My guess is that we as ex-colonials are too Western-informed or educated. In the East of Taoism, etc, for instance, there are no hierarchies of existence. Out there, metaphysics is in a flux. The point of this flux, it has been speculated, is what led to one of the most important discoveries in the world, the idea and concept of zero. The Greeks, the Egyptians, etc, never quite stumbled on this. Zero is an Eastern, Indian-Hindi formulation.
The point of this is that there are certain values in a non-hierarchical ordering of things. At least, without the category zero, man would have still remained Homo and perhaps not exactly Sapiens. We couldn’t have gone to the moon or had computers. Even more, we wouldn’t have understood time, such an elemental factor itself. Time or spacetime, as the physicists say, is not ordered or rigid in hierarchy. All things are relative and there may not be any universal coordinate system.
So, properly speaking, there are and cannot be any hierarchies of occupations save on presumed, that is, partisan coordinates. Thus, being a wife is not inferior to being a president, and vice versa. Things are too relative to fix them hierarchically.
Anyway, if there are to be any hierarchies at all, then the primary and elemental occupations, like being mother, is more important than being a CEO of a corporation or a country. And of course being a poet is a superior call to being a Caesar. That informs in part the quip of Mother A’Endu that the poet in his rags is a higher being than Caesar in his purple. Why? The poet is a primary, a more axial being. The poet emerged in history before the CEO and is thus his progenitor and superior in that sense at least.
And we have as a people been witnessing and living in these relativisms. It is, for instance, given that being the President of Nigeria is a superior vocation to that of any other office. But that is not so to the current King of Kano. Emir Sanusi has always insisted that, for him, King of Kano is the greatest office, including of course being President of Nigeria. And he is not travelling alone. Sardauna of Sokoto, Bello, also voiced such sentiments. All he wanted to be was Sultan of Sokoto caliphate. In a Western hierarchical system, these men are naïve, even foolish. They chose the lower over the higher. But in a more discerning non-Western way, say Taoist, the men are right in their choices.
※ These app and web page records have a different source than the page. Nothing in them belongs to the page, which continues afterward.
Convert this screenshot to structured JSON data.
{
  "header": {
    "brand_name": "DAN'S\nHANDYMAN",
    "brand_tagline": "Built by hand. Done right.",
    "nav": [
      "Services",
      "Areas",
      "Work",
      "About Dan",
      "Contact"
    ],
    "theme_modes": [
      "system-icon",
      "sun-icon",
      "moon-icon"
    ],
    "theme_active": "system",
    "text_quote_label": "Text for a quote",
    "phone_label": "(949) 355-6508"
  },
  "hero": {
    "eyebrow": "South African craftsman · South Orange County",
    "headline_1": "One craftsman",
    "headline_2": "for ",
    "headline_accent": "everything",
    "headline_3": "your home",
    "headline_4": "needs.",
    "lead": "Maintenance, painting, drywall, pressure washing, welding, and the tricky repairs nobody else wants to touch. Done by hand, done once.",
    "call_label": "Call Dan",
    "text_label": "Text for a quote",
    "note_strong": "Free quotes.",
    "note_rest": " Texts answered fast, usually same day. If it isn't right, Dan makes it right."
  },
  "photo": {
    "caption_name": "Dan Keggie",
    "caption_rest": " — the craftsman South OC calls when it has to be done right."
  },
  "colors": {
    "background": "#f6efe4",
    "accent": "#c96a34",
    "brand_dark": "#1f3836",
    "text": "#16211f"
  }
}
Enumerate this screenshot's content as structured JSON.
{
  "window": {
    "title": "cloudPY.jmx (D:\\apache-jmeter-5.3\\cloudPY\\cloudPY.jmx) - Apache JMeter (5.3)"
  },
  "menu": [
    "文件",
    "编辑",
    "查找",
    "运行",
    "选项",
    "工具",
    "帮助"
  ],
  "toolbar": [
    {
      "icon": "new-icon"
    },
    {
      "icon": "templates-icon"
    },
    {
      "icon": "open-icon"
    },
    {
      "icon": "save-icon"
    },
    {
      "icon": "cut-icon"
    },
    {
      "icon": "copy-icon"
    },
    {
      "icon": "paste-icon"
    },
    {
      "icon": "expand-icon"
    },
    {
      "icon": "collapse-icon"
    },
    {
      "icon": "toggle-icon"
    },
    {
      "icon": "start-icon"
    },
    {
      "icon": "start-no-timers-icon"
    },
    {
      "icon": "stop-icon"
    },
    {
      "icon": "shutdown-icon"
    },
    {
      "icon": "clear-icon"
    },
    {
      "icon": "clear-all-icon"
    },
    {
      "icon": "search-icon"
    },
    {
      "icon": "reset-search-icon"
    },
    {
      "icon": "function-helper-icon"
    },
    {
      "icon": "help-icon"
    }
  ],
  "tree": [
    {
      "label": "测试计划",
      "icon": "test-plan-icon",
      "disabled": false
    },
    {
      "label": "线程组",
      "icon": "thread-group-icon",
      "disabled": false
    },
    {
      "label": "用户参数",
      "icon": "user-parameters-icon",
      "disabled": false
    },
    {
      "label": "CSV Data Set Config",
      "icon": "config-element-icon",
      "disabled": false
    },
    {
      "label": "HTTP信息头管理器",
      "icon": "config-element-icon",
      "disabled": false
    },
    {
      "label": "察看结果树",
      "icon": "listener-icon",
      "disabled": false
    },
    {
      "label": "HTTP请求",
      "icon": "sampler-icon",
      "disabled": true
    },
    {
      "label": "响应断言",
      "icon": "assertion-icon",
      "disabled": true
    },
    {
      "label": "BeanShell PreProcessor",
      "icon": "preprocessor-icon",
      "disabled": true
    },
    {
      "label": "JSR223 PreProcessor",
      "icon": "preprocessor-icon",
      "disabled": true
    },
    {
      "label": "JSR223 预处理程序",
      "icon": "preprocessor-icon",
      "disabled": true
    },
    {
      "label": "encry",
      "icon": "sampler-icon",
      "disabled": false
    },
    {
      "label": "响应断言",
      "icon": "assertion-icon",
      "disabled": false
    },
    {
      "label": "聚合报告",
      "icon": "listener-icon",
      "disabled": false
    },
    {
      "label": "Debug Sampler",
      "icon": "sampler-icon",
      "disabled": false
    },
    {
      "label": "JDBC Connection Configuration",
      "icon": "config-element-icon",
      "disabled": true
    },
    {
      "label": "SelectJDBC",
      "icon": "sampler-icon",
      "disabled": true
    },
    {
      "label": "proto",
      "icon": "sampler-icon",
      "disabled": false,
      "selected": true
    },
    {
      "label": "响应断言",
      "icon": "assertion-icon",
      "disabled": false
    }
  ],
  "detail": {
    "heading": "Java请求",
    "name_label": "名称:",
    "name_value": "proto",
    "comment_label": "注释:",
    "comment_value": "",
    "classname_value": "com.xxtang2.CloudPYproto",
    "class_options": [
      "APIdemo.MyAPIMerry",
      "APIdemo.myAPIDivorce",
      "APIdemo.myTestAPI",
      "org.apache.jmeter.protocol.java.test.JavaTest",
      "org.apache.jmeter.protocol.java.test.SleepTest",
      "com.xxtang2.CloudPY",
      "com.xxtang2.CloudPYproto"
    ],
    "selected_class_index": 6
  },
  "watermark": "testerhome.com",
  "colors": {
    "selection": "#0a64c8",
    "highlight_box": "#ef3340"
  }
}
In all, one can say that hierarchies need not be formal and fixed. We can say that hierarchies are not all that there is to human development. In the end, one should whisper a whiff of the song nne wu nne mama agba ahia ony zutara ihe ka mama mu enye lam, to Adichie. Or even the pithier Nne-ka, mother is supreme.
So, let her speak softly lest she offend the still living and the dead. What of the orphans? These boys and girls in lacking mothers have perhaps been the greatest valuation experts of that which they lack. Well, in a life story of theirs, of crushing stones to press for milk as to self-suckle themselves or die, they know a thing or two the rest of us may not about the value of mothers.
Mohammed was an orphan. Paradise he declared in justice lies at the foot of mothers. And if a woman had to chose between being a president and being a mother what, dear Ms Chimamanda Adichie, would be the right choice? Would you know?
Motherhood is a natural, elemental and foundational phenomenon. Being CEO of country or corporation is a new-fangled, human, all too human, vocation. It may not even last an eternity. But being mother is a forever reality.
Finally, it may be said, Adichie has a point, whatever the point. However, her choice of indexing it on a mother is strained, if not crass. Perhaps it is time to burn the brats and not the bras.